Do you have big professional dreams? Of course you do – who doesn’t? But how can you realize those dreams? A personal development plan is the answer.
What’s a personal development plan? Put simply, it’s a plan to guide you along the path to your goals. Without a plan to help you break your aspirations down into actionable steps, your goals are likely to remain mere dreams. But, by defining your goals, identifying challenges and priorities, creating a deadline, and taking action, you can begin making progress toward the career you want today.
Set your goals
Personal development plans can be used to realise all kinds of goals, from losing weight to getting your finances in order to finally finishing your novel, but for the purposes of this article, we’re going to focus on career goals. Many companies use personal development plans to help their employees build new marketable skills and grow professionally, but you don’t need to wait for your boss to make the first move. You can create your own professional development plan now – and the first step is to define the goal, or goals, you want to realise.
In order to increase your chances of realising your goals, you should make them specific and achievable. Instead of “succeed in business,” for example, consider “earn $75,000 a year from owning my own business.” Instead of “further my education,” try, “go back to school to earn my MBA.”
A clearly defined goal is important because it helps you understand exactly what steps you need to take to achieve that goal. If your goal is to go back to school, then knowing what degree you want is essential to researching programmes and considering your options.
Identify challenges and priorities
Let’s say your goal is to return to school and earn your MBA. To begin working toward that goal, you’ll need to take an honest look at the obstacles that stand in your way. Some challenges you might face on the way to earning an MBA include the cost of tuition and fees, the prospect of moving to a new city to take advantage of a specific programme, the cost of living in that city, the cost of books, and the lost wages and other challenges associated with leaving your job. Perhaps you’ve been out of school for a long time, and you’re worried that your GMAT scores could reflect that.
In order to decide how you’re going to overcome those challenges, you’ll need to make priorities. What’s most important to you? Perhaps you decide that staying in your job, remaining in your current residence, and continuing to care for your family are priorities for you. That doesn’t mean you can’t go back to school. It just means you’re going to have to come up with a way to get around the obstacles between you and your goal. Going back to school online could be a way to meet the challenges involved; you could choose to apply to a GMAT waiver MBA programme that will place more weight on your professional and life experience and less on your transcripts and test scores.
Create a deadline and take action

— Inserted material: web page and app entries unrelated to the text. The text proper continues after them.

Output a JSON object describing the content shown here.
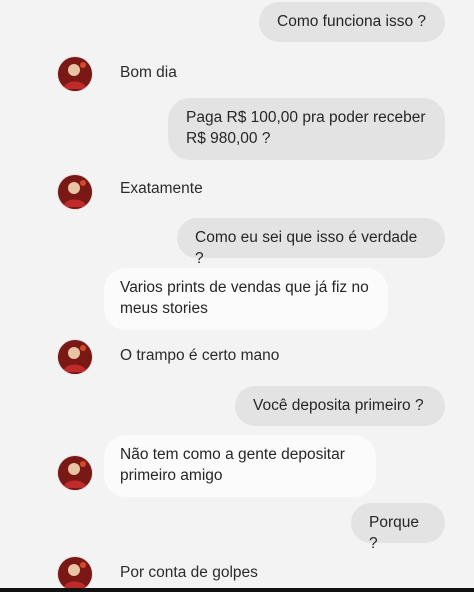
{
  "messages": [
    {
      "side": "out",
      "text": "Como funciona isso ?"
    },
    {
      "side": "in",
      "text": "Bom dia"
    },
    {
      "side": "out",
      "text": "Paga R$ 100,00 pra poder receber\nR$ 980,00 ?"
    },
    {
      "side": "in",
      "text": "Exatamente"
    },
    {
      "side": "out",
      "text": "Como eu sei que isso é verdade ?"
    },
    {
      "side": "in",
      "text": "Varios prints de vendas que já fiz no\nmeus stories"
    },
    {
      "side": "in",
      "text": "O trampo é certo mano"
    },
    {
      "side": "out",
      "text": "Você deposita primeiro ?"
    },
    {
      "side": "in",
      "text": "Não tem como a gente depositar\nprimeiro amigo"
    },
    {
      "side": "out",
      "text": "Porque ?"
    },
    {
      "side": "in",
      "text": "Por conta de golpes"
    }
  ],
  "colors": {
    "background": "#f3f3f3",
    "outgoing_bubble": "#e3e3e3",
    "incoming_bubble": "#fbfbfb",
    "text": "#262626"
  },
  "icons": {
    "avatar": "profile-avatar"
  }
}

Without a firm deadline by which to achieve your goals, they’re likely to remain in the realm of speculation. So, give yourself a deadline or, if appropriate, a series of deadlines. Make sure the timeline is realistic. If your goal is to go back to school, give yourself at least a year to research programmes, prepare your application materials, and submit applications. Then, of course, you’ll want to give yourself anywhere from one to six years to complete the degree, depending on the programme and whether you want to go back to school full or part-time.
To take action, brainstorm concrete steps you can take to begin working toward your goal. Breaking your goal down into smaller steps both gives you a plan of action to follow, and helps the larger goal seem less overwhelming. Some of these could include:
- Research no-GMAT online MBAs;
- Talk to faculty members, alumni, and current students at your preferred programmes;
- Find out what you need to apply;
- Request letters of recommendation from colleagues and supervisors;
- Write a draft of your admissions essay;
- Have the essay critiqued by friends, relatives, or colleagues;
- Talk to your boss about scheduling needs and tuition reimbursements;
- Submit your applications; and
- Apply for financial aid.
Set mini-deadlines for these steps to keep yourself on track.
A personal development plan can be an essential component of achieving your goals. When you feel like it’s time to make changes in your career, a personal development plan can help you see exactly what needs to be done, and formulate a step-by-step plan to get there, so you can turn your professional dreams into reality.
Tiffany Rowe is the Marketing Administrator at Seek Visibility.
Source HR Future